The most stripped down version of a mint julep, says Christopher Evans of Bourbon on Rye in Lexington, Kentucky, involves a good handful of spearmint muddled at the bottom of the silver cup, then discarded so that just the oil is left. Fill your cup up with crushed ice, add three-quarter part simple syrup, and two parts of bourbon. The final touch is a mint sprig, smacked against your wrist three to four times to release the oils before garnishing the cup.

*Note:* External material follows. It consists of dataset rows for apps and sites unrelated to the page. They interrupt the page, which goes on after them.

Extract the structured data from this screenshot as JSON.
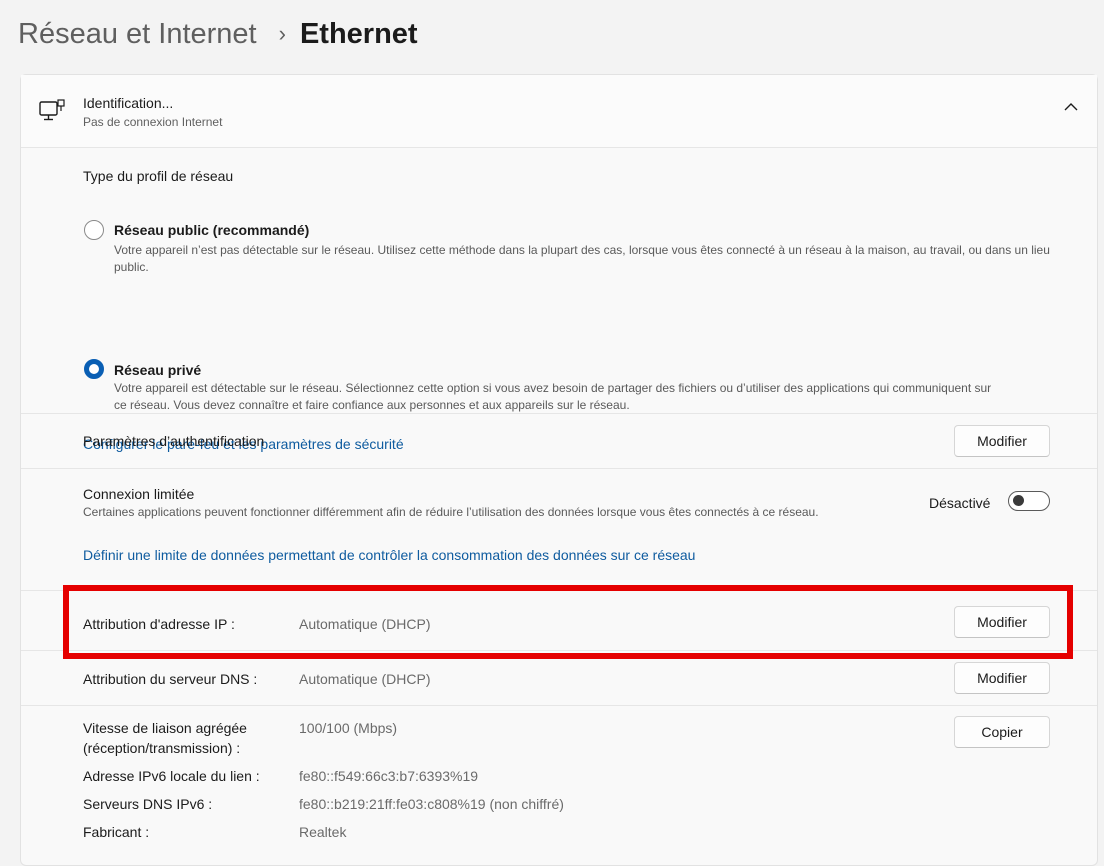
{
  "breadcrumb": {
    "parent": "Réseau et Internet",
    "separator": "›",
    "current": "Ethernet"
  },
  "network": {
    "name": "Identification...",
    "status": "Pas de connexion Internet"
  },
  "profile": {
    "heading": "Type du profil de réseau",
    "public": {
      "label": "Réseau public (recommandé)",
      "description": "Votre appareil n’est pas détectable sur le réseau. Utilisez cette méthode dans la plupart des cas, lorsque vous êtes connecté à un réseau à la maison, au travail, ou dans un lieu public.",
      "selected": false
    },
    "private": {
      "label": "Réseau privé",
      "description": "Votre appareil est détectable sur le réseau. Sélectionnez cette option si vous avez besoin de partager des fichiers ou d’utiliser des applications qui communiquent sur ce réseau. Vous devez connaître et faire confiance aux personnes et aux appareils sur le réseau.",
      "selected": true
    },
    "firewall_link": "Configurer le pare-feu et les paramètres de sécurité"
  },
  "auth": {
    "label": "Paramètres d’authentification",
    "button": "Modifier"
  },
  "metered": {
    "label": "Connexion limitée",
    "description": "Certaines applications peuvent fonctionner différemment afin de réduire l’utilisation des données lorsque vous êtes connectés à ce réseau.",
    "state_label": "Désactivé",
    "enabled": false,
    "limit_link": "Définir une limite de données permettant de contrôler la consommation des données sur ce réseau"
  },
  "ip": {
    "label": "Attribution d'adresse IP :",
    "value": "Automatique (DHCP)",
    "button": "Modifier"
  },
  "dns": {
    "label": "Attribution du serveur DNS :",
    "value": "Automatique (DHCP)",
    "button": "Modifier"
  },
  "properties": {
    "copy_button": "Copier",
    "speed_label_1": "Vitesse de liaison agrégée",
    "speed_label_2": "(réception/transmission) :",
    "speed_value": "100/100 (Mbps)",
    "ipv6_label": "Adresse IPv6 locale du lien :",
    "ipv6_value": "fe80::f549:66c3:b7:6393%19",
    "dns6_label": "Serveurs DNS IPv6 :",
    "dns6_value": "fe80::b219:21ff:fe03:c808%19 (non chiffré)",
    "maker_label": "Fabricant :",
    "maker_value": "Realtek"
  },
  "colors": {
    "accent": "#0a5fb4",
    "link": "#0e5b9f",
    "highlight": "#e50000"
  }
}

An alternative way to create the classic mint julep cocktail involves steeping spearmint leaves in the simple syrup then straining the mixture to create a mint simple syrup. When making juleps for a crowd (like on a race day at Lexington’s Keeneland track), this is the way to go.

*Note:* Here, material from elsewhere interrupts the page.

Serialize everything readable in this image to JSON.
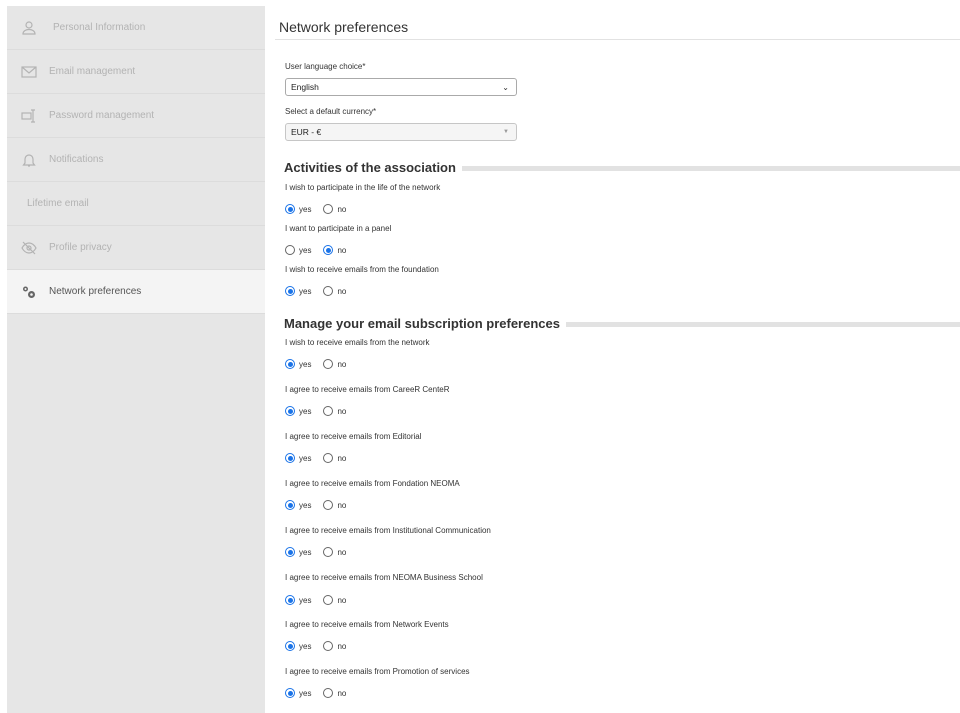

Chef Newman Miller at Star Hill Provisions at Maker’s Mark Distillery in Loretto, Kentucky spices up his mint julep with Fernet-Branca liqueur and Amaro Zucca aperitif, balancing the majority Maker’s Mark Cask Strength bourbon for a delightful, complex twist on the classic mint profile. Miller also smacks his mint garnish to release the oils and suggests that the straw be placed in the middle of the garnish, “because you want most of the sensory experience of the mint over the taste,” he says.
To shake up his classic, Evans from Bourbon on Rye adds in a half ounce of Cardamaro liqueur, a bar spoonful of Brennivín schnapps, 5-6 drops of lemon bitters, and a half ounce of mint simple syrup this time to two ounces of bourbon.

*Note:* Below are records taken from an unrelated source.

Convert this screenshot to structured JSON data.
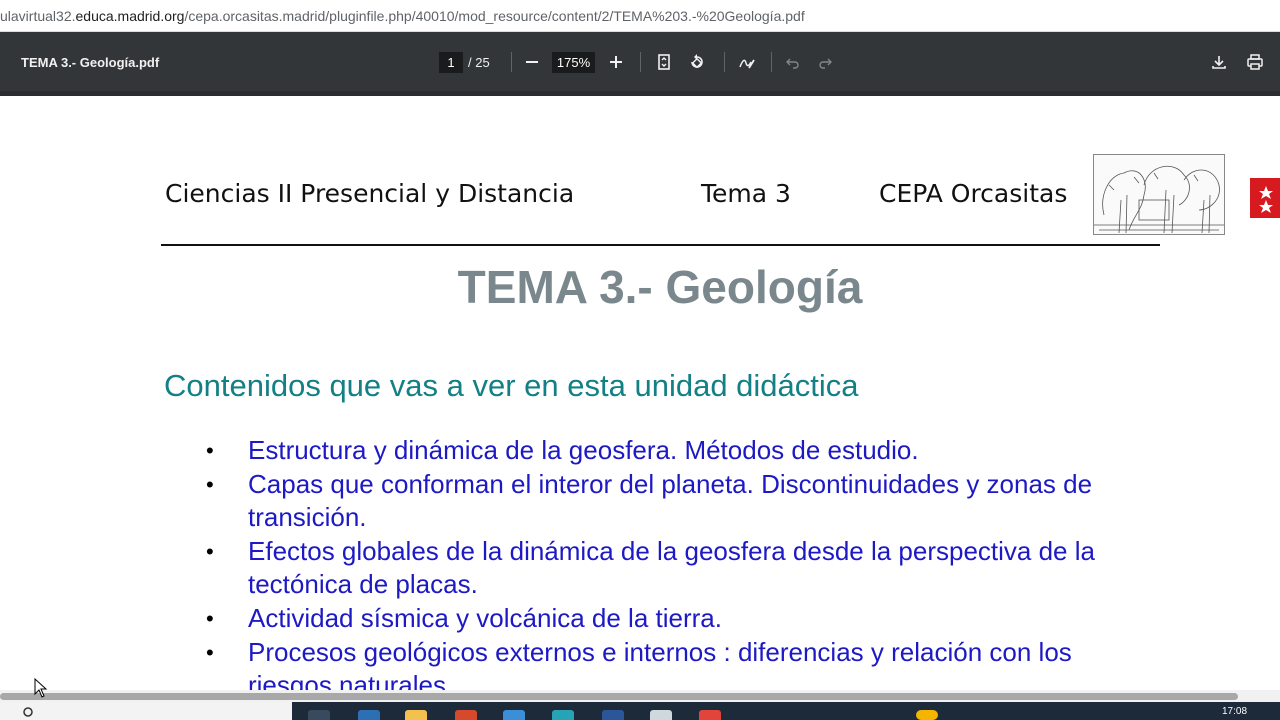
{
  "browser": {
    "url_prefix": "ulavirtual32.",
    "url_host": "educa.madrid.org",
    "url_path": "/cepa.orcasitas.madrid/pluginfile.php/40010/mod_resource/content/2/TEMA%203.-%20Geología.pdf"
  },
  "toolbar": {
    "doc_title": "TEMA 3.- Geología.pdf",
    "page_current": "1",
    "page_total": "/ 25",
    "zoom": "175%"
  },
  "document": {
    "header": {
      "course": "Ciencias II  Presencial y Distancia",
      "topic": "Tema 3",
      "center": "CEPA Orcasitas"
    },
    "title": "TEMA 3.- Geología",
    "subtitle": "Contenidos que vas a ver en esta unidad didáctica",
    "items": [
      "Estructura y dinámica de la geosfera. Métodos de estudio.",
      "Capas que conforman el interor del planeta. Discontinuidades y zonas de transición.",
      "Efectos globales de la dinámica de la geosfera desde la perspectiva de la tectónica de placas.",
      "Actividad sísmica y volcánica  de la tierra.",
      "Procesos geológicos externos e internos : diferencias y relación con los riesgos naturales."
    ],
    "bullet": "•"
  },
  "taskbar": {
    "clock": "17:08"
  },
  "colors": {
    "toolbar_bg": "#323639",
    "title_gray": "#7a878c",
    "subtitle_teal": "#138086",
    "list_blue": "#1d19c4"
  }
}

For an easy-drinking cocktail on Star Hill Provisions’ menu, Miller mixes up Ale-8-One soda (his batch includes 30 12-ounce cans), Maker’s Mark bourbon (two-liter’s worth), and simple syrup (a full quart). He combines all these ingredients together in a slushy machine and then adds fresh mint and a drop of high-quality mint extract to garnish. The result is an Derby Day drink that won’t leave you sloshed in the middle of the day.